In 1998, William Hague, as the party leader, introduced the new rules for selecting his successors. Since 1965, the leader had been elected by MPs alone, but the new system created a two-stage process by which MPs would choose two candidates to put to a ballot of party members. Hague said: “Never will it be possible for the views of our members to go unheard” as the Conservatives “will give every member of our party an equal say in choosing our leader […] One member one vote.” In doing so, the Conservatives became the last of the three main British political parties to extend the franchise in leadership elections from MPs to members
There is an inherent tension between MPs and party members in the selection of a party leader. It follows that within a democratic state, party members should decide who is appointed leader. However, it is essential that MPs are confident in the ability of their leader to govern the party and/or the country, meaning it can be argued that MPs should wholly decide who is made their leader. Given this tension, enabling both MPs and the party membership to have a say in the leadership process is the most appropriate solution.
There are drawbacks to such rules, as witnessed during the 2015 victory of Jeremy Corbyn in the Labour leadership contest. Toby Young, the journalist and social commentator, was particularly vocal in his urging of fellow conservatives to become a “registered supporter” of the Labour party for the princely sum of £3, a status that would thereby entitle them to vote for the next leader. In doing so, the Conservatives could “consign Labour to electoral oblivion”. The twitter hashtag #ToriesforCorbyn aided the campaign which saw Jeremy Corbyn become leader and Labour obtain its worst election result in 2019 since 1935, attracting less than one-third of the votes cast and electing only 202 MPs. As a wider point, a weak opposition is less able to hold the government to account and therefore not good for a healthy democracy.

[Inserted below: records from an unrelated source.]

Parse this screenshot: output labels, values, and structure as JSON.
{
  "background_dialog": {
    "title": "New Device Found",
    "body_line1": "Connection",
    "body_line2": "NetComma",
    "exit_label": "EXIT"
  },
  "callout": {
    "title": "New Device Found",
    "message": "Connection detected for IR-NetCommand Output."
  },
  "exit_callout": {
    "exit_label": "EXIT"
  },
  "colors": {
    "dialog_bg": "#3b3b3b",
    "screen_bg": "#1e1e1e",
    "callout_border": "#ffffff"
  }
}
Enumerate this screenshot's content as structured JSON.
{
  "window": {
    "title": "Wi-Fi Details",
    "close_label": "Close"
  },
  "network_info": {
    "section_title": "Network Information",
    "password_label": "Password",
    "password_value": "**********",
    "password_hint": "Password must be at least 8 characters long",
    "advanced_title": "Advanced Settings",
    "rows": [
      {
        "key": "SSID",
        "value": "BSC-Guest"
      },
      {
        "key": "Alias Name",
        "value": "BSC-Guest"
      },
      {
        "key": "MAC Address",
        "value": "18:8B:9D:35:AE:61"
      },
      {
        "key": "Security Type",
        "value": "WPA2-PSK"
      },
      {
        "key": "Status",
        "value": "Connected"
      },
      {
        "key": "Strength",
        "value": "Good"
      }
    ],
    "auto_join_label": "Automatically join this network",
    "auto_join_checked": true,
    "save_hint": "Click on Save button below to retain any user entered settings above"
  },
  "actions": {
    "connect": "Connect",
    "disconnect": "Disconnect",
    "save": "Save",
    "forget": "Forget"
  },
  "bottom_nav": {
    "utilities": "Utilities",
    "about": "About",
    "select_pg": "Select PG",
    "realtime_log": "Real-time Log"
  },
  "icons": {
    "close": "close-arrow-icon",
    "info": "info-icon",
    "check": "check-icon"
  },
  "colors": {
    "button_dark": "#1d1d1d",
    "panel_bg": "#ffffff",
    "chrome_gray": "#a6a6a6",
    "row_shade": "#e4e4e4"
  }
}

There is often a disconnect between the views of MPs and the views of the membership, as we have recently witnessed. This had led a number of political commentators and politicians to lament the current leadership process. Most prominently, William Hague stated his wish that the decision did not lie with the grassroots and that it would “be better” for elected politicians to decide future party leaders.

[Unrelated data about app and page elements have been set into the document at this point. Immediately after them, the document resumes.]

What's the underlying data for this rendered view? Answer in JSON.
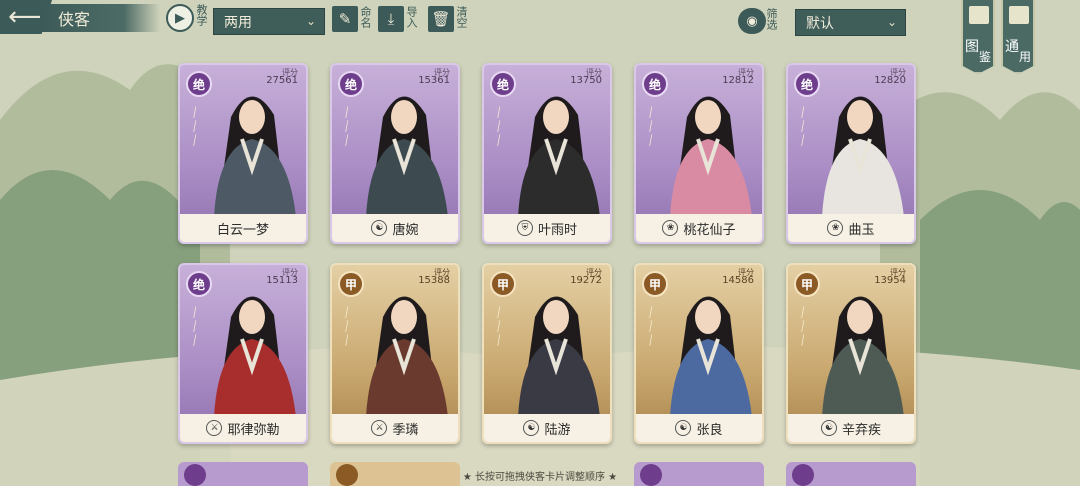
{
  "header": {
    "back_icon": "back-arrow-icon",
    "title": "侠客",
    "tutorial_label": "教学",
    "tutorial_icon": "play-icon",
    "filter_value": "两用",
    "rename_label": "命名",
    "import_label": "导入",
    "clear_label": "清空",
    "screen_label": "筛选",
    "sort_value": "默认",
    "atlas_label_1": "图",
    "atlas_label_2": "鉴",
    "general_label_1": "通",
    "general_label_2": "用"
  },
  "cards": [
    {
      "rank": "绝",
      "tier": "jue",
      "score_label": "评分",
      "score": "27561",
      "name": "白云一梦",
      "stars": 3,
      "robe": "#4d5a66",
      "sect_icon": ""
    },
    {
      "rank": "绝",
      "tier": "jue",
      "score_label": "评分",
      "score": "15361",
      "name": "唐婉",
      "stars": 3,
      "robe": "#3d4a4f",
      "sect_icon": "tai-chi-icon"
    },
    {
      "rank": "绝",
      "tier": "jue",
      "score_label": "评分",
      "score": "13750",
      "name": "叶雨时",
      "stars": 3,
      "robe": "#2c2c2c",
      "sect_icon": "shield-icon"
    },
    {
      "rank": "绝",
      "tier": "jue",
      "score_label": "评分",
      "score": "12812",
      "name": "桃花仙子",
      "stars": 3,
      "robe": "#d98ba3",
      "sect_icon": "lotus-icon"
    },
    {
      "rank": "绝",
      "tier": "jue",
      "score_label": "评分",
      "score": "12820",
      "name": "曲玉",
      "stars": 3,
      "robe": "#e8e4e0",
      "sect_icon": "lotus-icon"
    },
    {
      "rank": "绝",
      "tier": "jue",
      "score_label": "评分",
      "score": "15113",
      "name": "耶律弥勒",
      "stars": 3,
      "robe": "#a82d2d",
      "sect_icon": "sword-icon"
    },
    {
      "rank": "甲",
      "tier": "jia",
      "score_label": "评分",
      "score": "15388",
      "name": "季璘",
      "stars": 3,
      "robe": "#6b3a2f",
      "sect_icon": "sword-icon"
    },
    {
      "rank": "甲",
      "tier": "jia",
      "score_label": "评分",
      "score": "19272",
      "name": "陆游",
      "stars": 3,
      "robe": "#3a3a44",
      "sect_icon": "tai-chi-icon"
    },
    {
      "rank": "甲",
      "tier": "jia",
      "score_label": "评分",
      "score": "14586",
      "name": "张良",
      "stars": 3,
      "robe": "#4d6aa0",
      "sect_icon": "tai-chi-icon"
    },
    {
      "rank": "甲",
      "tier": "jia",
      "score_label": "评分",
      "score": "13954",
      "name": "辛弃疾",
      "stars": 3,
      "robe": "#4e5b55",
      "sect_icon": "tai-chi-icon"
    }
  ],
  "footer": {
    "hint": "★ 长按可拖拽侠客卡片调整顺序 ★"
  }
}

Ben Harris-Quinney, Chairman of the think tank the Bow Group, is correct in his assertion that the decision to deny members a vote on Truss’ successor was a “terrible advert” for the Conservative party. It would be politically unwise for MPs to close future leadership campaigns to members, particularly once it made the decision to extend the franchise in 1998. Moreover, within the current process MPs have greater say over whom will be elected than the party members as they decide, through successive ballots, which two candidates should be put to the members. Back in July 2022, polling of Conservative party members found that Penny Mordaunt and Kemi Badenoch were the favourites to replace Johnson, yet MPs whittled the candidates down to Sunak and Truss.

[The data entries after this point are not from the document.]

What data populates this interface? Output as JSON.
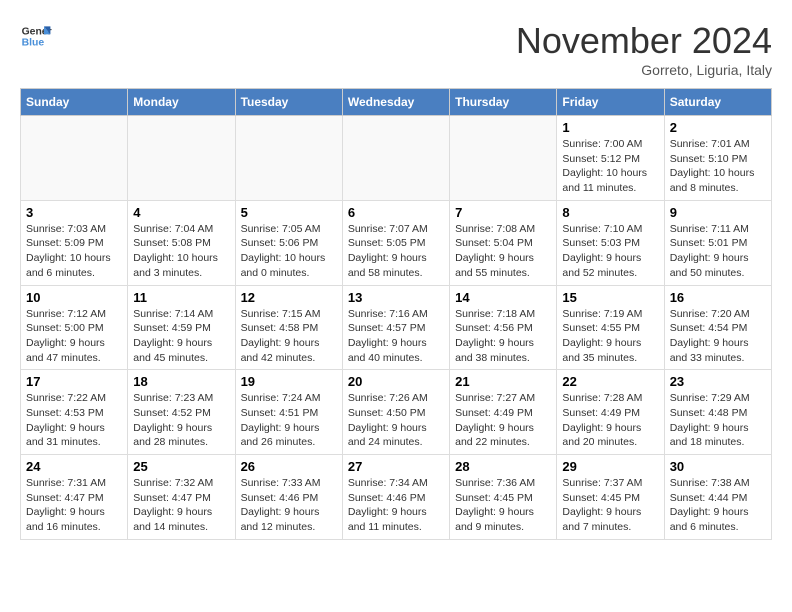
{
  "logo": {
    "text_general": "General",
    "text_blue": "Blue"
  },
  "title": "November 2024",
  "location": "Gorreto, Liguria, Italy",
  "days_of_week": [
    "Sunday",
    "Monday",
    "Tuesday",
    "Wednesday",
    "Thursday",
    "Friday",
    "Saturday"
  ],
  "weeks": [
    [
      {
        "day": "",
        "info": ""
      },
      {
        "day": "",
        "info": ""
      },
      {
        "day": "",
        "info": ""
      },
      {
        "day": "",
        "info": ""
      },
      {
        "day": "",
        "info": ""
      },
      {
        "day": "1",
        "info": "Sunrise: 7:00 AM\nSunset: 5:12 PM\nDaylight: 10 hours and 11 minutes."
      },
      {
        "day": "2",
        "info": "Sunrise: 7:01 AM\nSunset: 5:10 PM\nDaylight: 10 hours and 8 minutes."
      }
    ],
    [
      {
        "day": "3",
        "info": "Sunrise: 7:03 AM\nSunset: 5:09 PM\nDaylight: 10 hours and 6 minutes."
      },
      {
        "day": "4",
        "info": "Sunrise: 7:04 AM\nSunset: 5:08 PM\nDaylight: 10 hours and 3 minutes."
      },
      {
        "day": "5",
        "info": "Sunrise: 7:05 AM\nSunset: 5:06 PM\nDaylight: 10 hours and 0 minutes."
      },
      {
        "day": "6",
        "info": "Sunrise: 7:07 AM\nSunset: 5:05 PM\nDaylight: 9 hours and 58 minutes."
      },
      {
        "day": "7",
        "info": "Sunrise: 7:08 AM\nSunset: 5:04 PM\nDaylight: 9 hours and 55 minutes."
      },
      {
        "day": "8",
        "info": "Sunrise: 7:10 AM\nSunset: 5:03 PM\nDaylight: 9 hours and 52 minutes."
      },
      {
        "day": "9",
        "info": "Sunrise: 7:11 AM\nSunset: 5:01 PM\nDaylight: 9 hours and 50 minutes."
      }
    ],
    [
      {
        "day": "10",
        "info": "Sunrise: 7:12 AM\nSunset: 5:00 PM\nDaylight: 9 hours and 47 minutes."
      },
      {
        "day": "11",
        "info": "Sunrise: 7:14 AM\nSunset: 4:59 PM\nDaylight: 9 hours and 45 minutes."
      },
      {
        "day": "12",
        "info": "Sunrise: 7:15 AM\nSunset: 4:58 PM\nDaylight: 9 hours and 42 minutes."
      },
      {
        "day": "13",
        "info": "Sunrise: 7:16 AM\nSunset: 4:57 PM\nDaylight: 9 hours and 40 minutes."
      },
      {
        "day": "14",
        "info": "Sunrise: 7:18 AM\nSunset: 4:56 PM\nDaylight: 9 hours and 38 minutes."
      },
      {
        "day": "15",
        "info": "Sunrise: 7:19 AM\nSunset: 4:55 PM\nDaylight: 9 hours and 35 minutes."
      },
      {
        "day": "16",
        "info": "Sunrise: 7:20 AM\nSunset: 4:54 PM\nDaylight: 9 hours and 33 minutes."
      }
    ],
    [
      {
        "day": "17",
        "info": "Sunrise: 7:22 AM\nSunset: 4:53 PM\nDaylight: 9 hours and 31 minutes."
      },
      {
        "day": "18",
        "info": "Sunrise: 7:23 AM\nSunset: 4:52 PM\nDaylight: 9 hours and 28 minutes."
      },
      {
        "day": "19",
        "info": "Sunrise: 7:24 AM\nSunset: 4:51 PM\nDaylight: 9 hours and 26 minutes."
      },
      {
        "day": "20",
        "info": "Sunrise: 7:26 AM\nSunset: 4:50 PM\nDaylight: 9 hours and 24 minutes."
      },
      {
        "day": "21",
        "info": "Sunrise: 7:27 AM\nSunset: 4:49 PM\nDaylight: 9 hours and 22 minutes."
      },
      {
        "day": "22",
        "info": "Sunrise: 7:28 AM\nSunset: 4:49 PM\nDaylight: 9 hours and 20 minutes."
      },
      {
        "day": "23",
        "info": "Sunrise: 7:29 AM\nSunset: 4:48 PM\nDaylight: 9 hours and 18 minutes."
      }
    ],
    [
      {
        "day": "24",
        "info": "Sunrise: 7:31 AM\nSunset: 4:47 PM\nDaylight: 9 hours and 16 minutes."
      },
      {
        "day": "25",
        "info": "Sunrise: 7:32 AM\nSunset: 4:47 PM\nDaylight: 9 hours and 14 minutes."
      },
      {
        "day": "26",
        "info": "Sunrise: 7:33 AM\nSunset: 4:46 PM\nDaylight: 9 hours and 12 minutes."
      },
      {
        "day": "27",
        "info": "Sunrise: 7:34 AM\nSunset: 4:46 PM\nDaylight: 9 hours and 11 minutes."
      },
      {
        "day": "28",
        "info": "Sunrise: 7:36 AM\nSunset: 4:45 PM\nDaylight: 9 hours and 9 minutes."
      },
      {
        "day": "29",
        "info": "Sunrise: 7:37 AM\nSunset: 4:45 PM\nDaylight: 9 hours and 7 minutes."
      },
      {
        "day": "30",
        "info": "Sunrise: 7:38 AM\nSunset: 4:44 PM\nDaylight: 9 hours and 6 minutes."
      }
    ]
  ]
}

To ignore the wishes of the membership by either denying them a vote or forcing out their elected leader (as with Boris Johnson) shows arrogance and a disregard for party supporters. Should it happen again, the Conservatives will see a further decline in its membership numbers which will have a knock-on effect on the number of voluntary activists willing to support the part during election campaigns. One can’t help but ask whether the Conservatives are determined to see themselves consigned to the political wilderness.